Alejandro Jodorowksy work has always been very interesting to me, either because of his surrealistic background in the theater and as the director of cult films such as El Topo (1970) or The Holy Mountain (1973), or due to his introspection and analysis of society and the condition of men. He creates art as a way to communicate a spiritual and surrealistic messages beyond the frontiers of comic, science fiction and poetry.

On Jodorowsky’s Dune we witness the journey that started as a monumental project, only to be stopped two full years into pre-production. According to special effect expert Dan O’Bannon, who moved to France for the project, all the pre-production work was completed on those two years, but failure to secure financing, prevented the project from ever being shot. Dan would later be the responsible creator and screenplay of Alien and Total Recall.
Sadly for all the amazing team of people involved on the project early stages (Jean Giraud (Moebius), H.R. Giger, Chriss Foss, etc) the lack of vision and fear at Jodorowsky’s treatment made Hollywood studios uneasy.

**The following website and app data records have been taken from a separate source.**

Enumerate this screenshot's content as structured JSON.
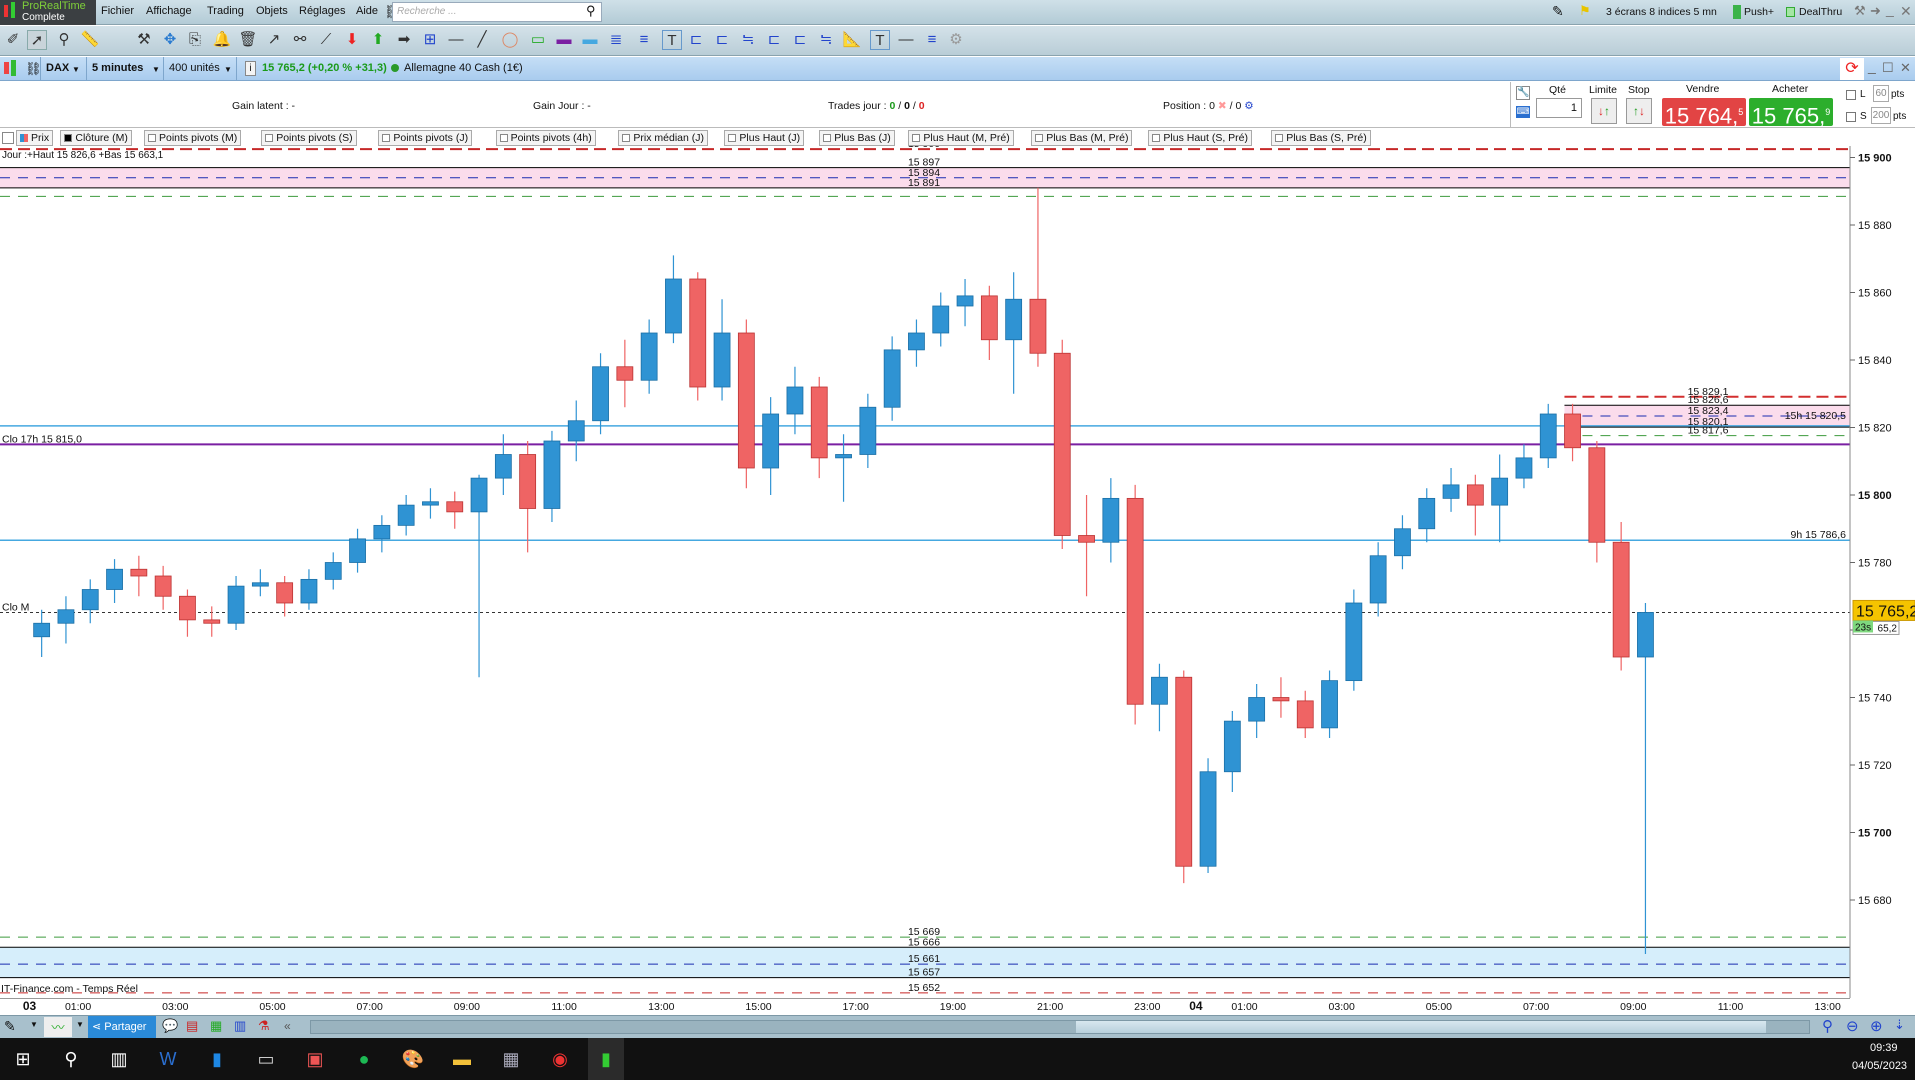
{
  "app": {
    "logo_line1": "ProRealTime",
    "logo_line2": "Complete"
  },
  "menu": [
    "Fichier",
    "Affichage",
    "Trading",
    "Objets",
    "Réglages",
    "Aide"
  ],
  "search": {
    "placeholder": "Recherche ..."
  },
  "topright": {
    "layout": "3 écrans 8 indices 5 mn",
    "push": "Push+",
    "dealthru": "DealThru"
  },
  "instrument": {
    "ticker": "DAX",
    "timeframe": "5 minutes",
    "units": "400 unités",
    "quote": "15 765,2 (+0,20 % +31,3)",
    "name": "Allemagne 40 Cash (1€)"
  },
  "orders": {
    "gain_latent": "Gain latent :  -",
    "gain_jour": "Gain Jour :  -",
    "trades_label": "Trades jour : ",
    "trades_a": "0",
    "trades_b": "0",
    "trades_c": "0",
    "position_label": "Position :  0",
    "position_b": "/ 0",
    "qty_label": "Qté",
    "qty": "1",
    "limite": "Limite",
    "stop": "Stop",
    "vendre_label": "Vendre",
    "vendre_main": "15 764,",
    "vendre_sup": "5",
    "acheter_label": "Acheter",
    "acheter_main": "15 765,",
    "acheter_sup": "9",
    "l_label": "L",
    "l_pts": "60",
    "s_label": "S",
    "s_pts": "200",
    "pts": "pts"
  },
  "legend": [
    "Prix",
    "Clôture (M)",
    "Points pivots (M)",
    "Points pivots (S)",
    "Points pivots (J)",
    "Points pivots (4h)",
    "Prix médian (J)",
    "Plus Haut (J)",
    "Plus Bas (J)",
    "Plus Haut (M, Pré)",
    "Plus Bas (M, Pré)",
    "Plus Haut (S, Pré)",
    "Plus Bas (S, Pré)"
  ],
  "chart_data": {
    "type": "candlestick",
    "colors": {
      "up": "#2f93d3",
      "down": "#ef6464"
    },
    "ylim": [
      15652,
      15903
    ],
    "y_ticks": [
      {
        "v": 15900,
        "t": "15 900",
        "bold": true
      },
      {
        "v": 15880,
        "t": "15 880"
      },
      {
        "v": 15860,
        "t": "15 860"
      },
      {
        "v": 15840,
        "t": "15 840"
      },
      {
        "v": 15820,
        "t": "15 820"
      },
      {
        "v": 15800,
        "t": "15 800",
        "bold": true
      },
      {
        "v": 15780,
        "t": "15 780"
      },
      {
        "v": 15760,
        "t": "15 760"
      },
      {
        "v": 15740,
        "t": "15 740"
      },
      {
        "v": 15720,
        "t": "15 720"
      },
      {
        "v": 15700,
        "t": "15 700",
        "bold": true
      },
      {
        "v": 15680,
        "t": "15 680"
      }
    ],
    "x_ticks": [
      {
        "at": "03/05 00:00",
        "t": "03",
        "bold": true
      },
      {
        "at": "03/05 01:00",
        "t": "01:00"
      },
      {
        "at": "03/05 03:00",
        "t": "03:00"
      },
      {
        "at": "03/05 05:00",
        "t": "05:00"
      },
      {
        "at": "03/05 07:00",
        "t": "07:00"
      },
      {
        "at": "03/05 09:00",
        "t": "09:00"
      },
      {
        "at": "03/05 11:00",
        "t": "11:00"
      },
      {
        "at": "03/05 13:00",
        "t": "13:00"
      },
      {
        "at": "03/05 15:00",
        "t": "15:00"
      },
      {
        "at": "03/05 17:00",
        "t": "17:00"
      },
      {
        "at": "03/05 19:00",
        "t": "19:00"
      },
      {
        "at": "03/05 21:00",
        "t": "21:00"
      },
      {
        "at": "03/05 23:00",
        "t": "23:00"
      },
      {
        "at": "04/05 00:00",
        "t": "04",
        "bold": true
      },
      {
        "at": "04/05 01:00",
        "t": "01:00"
      },
      {
        "at": "04/05 03:00",
        "t": "03:00"
      },
      {
        "at": "04/05 05:00",
        "t": "05:00"
      },
      {
        "at": "04/05 07:00",
        "t": "07:00"
      },
      {
        "at": "04/05 09:00",
        "t": "09:00"
      },
      {
        "at": "04/05 11:00",
        "t": "11:00"
      },
      {
        "at": "04/05 13:00",
        "t": "13:00"
      }
    ],
    "candles": [
      [
        "03/05 00:00",
        15758,
        15766,
        15752,
        15762
      ],
      [
        "03/05 00:30",
        15762,
        15770,
        15756,
        15766
      ],
      [
        "03/05 01:00",
        15766,
        15775,
        15762,
        15772
      ],
      [
        "03/05 01:30",
        15772,
        15781,
        15768,
        15778
      ],
      [
        "03/05 02:00",
        15778,
        15782,
        15770,
        15776
      ],
      [
        "03/05 02:30",
        15776,
        15779,
        15766,
        15770
      ],
      [
        "03/05 03:00",
        15770,
        15772,
        15758,
        15763
      ],
      [
        "03/05 03:30",
        15763,
        15767,
        15758,
        15762
      ],
      [
        "03/05 04:00",
        15762,
        15776,
        15760,
        15773
      ],
      [
        "03/05 04:30",
        15773,
        15778,
        15770,
        15774
      ],
      [
        "03/05 05:00",
        15774,
        15776,
        15764,
        15768
      ],
      [
        "03/05 05:30",
        15768,
        15778,
        15766,
        15775
      ],
      [
        "03/05 06:00",
        15775,
        15783,
        15772,
        15780
      ],
      [
        "03/05 06:30",
        15780,
        15790,
        15777,
        15787
      ],
      [
        "03/05 07:00",
        15787,
        15794,
        15783,
        15791
      ],
      [
        "03/05 07:30",
        15791,
        15800,
        15788,
        15797
      ],
      [
        "03/05 08:00",
        15797,
        15802,
        15793,
        15798
      ],
      [
        "03/05 08:30",
        15798,
        15801,
        15790,
        15795
      ],
      [
        "03/05 09:00",
        15795,
        15806,
        15746,
        15805
      ],
      [
        "03/05 09:30",
        15805,
        15818,
        15800,
        15812
      ],
      [
        "03/05 10:00",
        15812,
        15816,
        15783,
        15796
      ],
      [
        "03/05 10:30",
        15796,
        15819,
        15792,
        15816
      ],
      [
        "03/05 11:00",
        15816,
        15828,
        15810,
        15822
      ],
      [
        "03/05 11:30",
        15822,
        15842,
        15818,
        15838
      ],
      [
        "03/05 12:00",
        15838,
        15846,
        15826,
        15834
      ],
      [
        "03/05 12:30",
        15834,
        15852,
        15830,
        15848
      ],
      [
        "03/05 13:00",
        15848,
        15871,
        15845,
        15864
      ],
      [
        "03/05 13:30",
        15864,
        15866,
        15828,
        15832
      ],
      [
        "03/05 14:00",
        15832,
        15858,
        15828,
        15848
      ],
      [
        "03/05 14:30",
        15848,
        15852,
        15802,
        15808
      ],
      [
        "03/05 15:00",
        15808,
        15829,
        15800,
        15824
      ],
      [
        "03/05 15:30",
        15824,
        15838,
        15818,
        15832
      ],
      [
        "03/05 16:00",
        15832,
        15835,
        15805,
        15811
      ],
      [
        "03/05 16:30",
        15811,
        15818,
        15798,
        15812
      ],
      [
        "03/05 17:00",
        15812,
        15830,
        15808,
        15826
      ],
      [
        "03/05 17:30",
        15826,
        15847,
        15822,
        15843
      ],
      [
        "03/05 18:00",
        15843,
        15852,
        15838,
        15848
      ],
      [
        "03/05 18:30",
        15848,
        15860,
        15844,
        15856
      ],
      [
        "03/05 19:00",
        15856,
        15864,
        15850,
        15859
      ],
      [
        "03/05 19:30",
        15859,
        15862,
        15840,
        15846
      ],
      [
        "03/05 20:00",
        15846,
        15866,
        15830,
        15858
      ],
      [
        "03/05 20:30",
        15858,
        15891,
        15838,
        15842
      ],
      [
        "03/05 21:00",
        15842,
        15846,
        15784,
        15788
      ],
      [
        "03/05 21:30",
        15788,
        15800,
        15770,
        15786
      ],
      [
        "03/05 22:00",
        15786,
        15805,
        15780,
        15799
      ],
      [
        "03/05 22:30",
        15799,
        15803,
        15732,
        15738
      ],
      [
        "03/05 23:00",
        15738,
        15750,
        15730,
        15746
      ],
      [
        "03/05 23:30",
        15746,
        15748,
        15685,
        15690
      ],
      [
        "04/05 00:00",
        15690,
        15722,
        15688,
        15718
      ],
      [
        "04/05 00:30",
        15718,
        15736,
        15712,
        15733
      ],
      [
        "04/05 01:00",
        15733,
        15744,
        15728,
        15740
      ],
      [
        "04/05 01:30",
        15740,
        15746,
        15734,
        15739
      ],
      [
        "04/05 02:00",
        15739,
        15742,
        15728,
        15731
      ],
      [
        "04/05 02:30",
        15731,
        15748,
        15728,
        15745
      ],
      [
        "04/05 03:00",
        15745,
        15772,
        15742,
        15768
      ],
      [
        "04/05 03:30",
        15768,
        15786,
        15764,
        15782
      ],
      [
        "04/05 04:00",
        15782,
        15794,
        15778,
        15790
      ],
      [
        "04/05 04:30",
        15790,
        15802,
        15786,
        15799
      ],
      [
        "04/05 05:00",
        15799,
        15808,
        15795,
        15803
      ],
      [
        "04/05 05:30",
        15803,
        15806,
        15788,
        15797
      ],
      [
        "04/05 06:00",
        15797,
        15812,
        15786,
        15805
      ],
      [
        "04/05 06:30",
        15805,
        15815,
        15802,
        15811
      ],
      [
        "04/05 07:00",
        15811,
        15827,
        15808,
        15824
      ],
      [
        "04/05 07:30",
        15824,
        15827,
        15810,
        15814
      ],
      [
        "04/05 08:00",
        15814,
        15816,
        15780,
        15786
      ],
      [
        "04/05 08:30",
        15786,
        15792,
        15748,
        15752
      ],
      [
        "04/05 09:00",
        15752,
        15768,
        15664,
        15765.2
      ]
    ],
    "zones": [
      {
        "from": 15897,
        "to": 15891,
        "fill": "#fbdcec"
      },
      {
        "from": 15666,
        "to": 15657,
        "fill": "#d6eefb"
      },
      {
        "from": 15826.6,
        "to": 15820.1,
        "fill": "#fbdcec",
        "start": "04/05 07:35"
      }
    ],
    "levels": [
      {
        "price": 15902.5,
        "color": "#c62828",
        "dash": "12,6",
        "width": 2,
        "label": "15 900",
        "label_pos": "mid"
      },
      {
        "price": 15897,
        "color": "#000",
        "dash": "",
        "width": 1,
        "label": "15 897",
        "label_pos": "mid"
      },
      {
        "price": 15894,
        "color": "#1a2cb0",
        "dash": "10,8",
        "width": 1,
        "label": "15 894",
        "label_pos": "mid"
      },
      {
        "price": 15891,
        "color": "#000",
        "dash": "",
        "width": 1,
        "label": "15 891",
        "label_pos": "mid"
      },
      {
        "price": 15888.5,
        "color": "#3c9a3c",
        "dash": "10,8",
        "width": 1,
        "label": "",
        "label_pos": "mid"
      },
      {
        "price": 15669,
        "color": "#3c9a3c",
        "dash": "10,8",
        "width": 1,
        "label": "15 669",
        "label_pos": "mid"
      },
      {
        "price": 15666,
        "color": "#000",
        "dash": "",
        "width": 1,
        "label": "15 666",
        "label_pos": "mid"
      },
      {
        "price": 15661,
        "color": "#1a2cb0",
        "dash": "10,8",
        "width": 1,
        "label": "15 661",
        "label_pos": "mid"
      },
      {
        "price": 15657,
        "color": "#000",
        "dash": "",
        "width": 1,
        "label": "15 657",
        "label_pos": "mid"
      },
      {
        "price": 15652.5,
        "color": "#c62828",
        "dash": "10,8",
        "width": 1,
        "label": "15 652",
        "label_pos": "mid"
      },
      {
        "price": 15820.5,
        "color": "#45a8e0",
        "dash": "",
        "width": 1.5,
        "label": "",
        "label_pos": "right"
      },
      {
        "price": 15815,
        "color": "#7a1fa2",
        "dash": "",
        "width": 2,
        "label": "Clo 17h 15 815,0",
        "label_pos": "left"
      },
      {
        "price": 15786.6,
        "color": "#45a8e0",
        "dash": "",
        "width": 1.5,
        "label": "9h 15 786,6",
        "label_pos": "right"
      },
      {
        "price": 15765.2,
        "color": "#333",
        "dash": "3,3",
        "width": 1,
        "label": "Clo M",
        "label_pos": "left"
      },
      {
        "price": 15829.1,
        "color": "#d32f2f",
        "dash": "12,6",
        "width": 2,
        "label": "15 829,1",
        "label_pos": "zone",
        "start": "04/05 07:35"
      },
      {
        "price": 15826.6,
        "color": "#000",
        "dash": "",
        "width": 1,
        "label": "15 826,6",
        "label_pos": "zone",
        "start": "04/05 07:35"
      },
      {
        "price": 15823.4,
        "color": "#1a2cb0",
        "dash": "10,8",
        "width": 1,
        "label": "15 823,4",
        "label_pos": "zone",
        "start": "04/05 07:35"
      },
      {
        "price": 15820.1,
        "color": "#000",
        "dash": "",
        "width": 1,
        "label": "15 820,1",
        "label_pos": "zone",
        "start": "04/05 07:35"
      },
      {
        "price": 15817.6,
        "color": "#3c9a3c",
        "dash": "10,8",
        "width": 1,
        "label": "15 817,6",
        "label_pos": "zone",
        "start": "04/05 07:35"
      }
    ],
    "zone_note": "15h 15 820,5",
    "day_info": "Jour :+Haut 15 826,6 +Bas 15 663,1",
    "source": "IT-Finance.com - Temps Réel",
    "last_price": "15 765,2",
    "countdown": "23s",
    "last_small": "65,2"
  },
  "bottom": {
    "share": "Partager"
  },
  "clock": {
    "time": "09:39",
    "date": "04/05/2023"
  }
}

What a lost opportunity. If you look at it from our twenty first century perspective, science fiction has proven to be a very successful money producing genre for studios around the world. During the 1970s, not only the special effects technology was ‘just’ coming to age, but nobody before George Lucas’s Star Wars was able to produce a very successful and profitable science-fiction movie in such a large scale.

Jodorowsky’s approach called for a lengthy film which, except for the epic tales such as Ben-Hur (1959) or The Ten Commandments (1956), were and are still not common during the 60s and 70s. We can even claim that less and less people sit through out a two hour film in the Youtube era.
Note from author: Please take a minute to swallow that. Done? Good. Streaming a movie to your tablet and stopping a movie to take a phone call is soooo twenty first century. Spending a whole 2:30 HS on a dark theater with other strangers for entertainment alone, without bathroom brakes was a skill developed though many movie functions, but hard to replicate with a 3 HS feature of epic proportions. Let’s also remember that film distribution called for extra leg-work for such a lengthy release – not to mention changing reels after each projector (no, I’m not excusing Hollywood executives of the 1970s, there’s a cultural shift that might be difficult to see in near sight and if you have never experienced what it took to use and experience that technology)

The nay sayers of the 70s allowed a different type of cinema to exist – we can call it the birth of the second wave of great new American directors and that era requires a lengthy post on itself – but the studios were not able to capitalize, as the do today, on great, complicated and lengthy novels, by marketing them up in almost mini (bites) series installments (think Harry Potter saga, Hunger Games, Twilight Saga, etc).

As with Jodorowksy’s Dune, perhaps his vision, opportunity and timing were still too ahead for its time.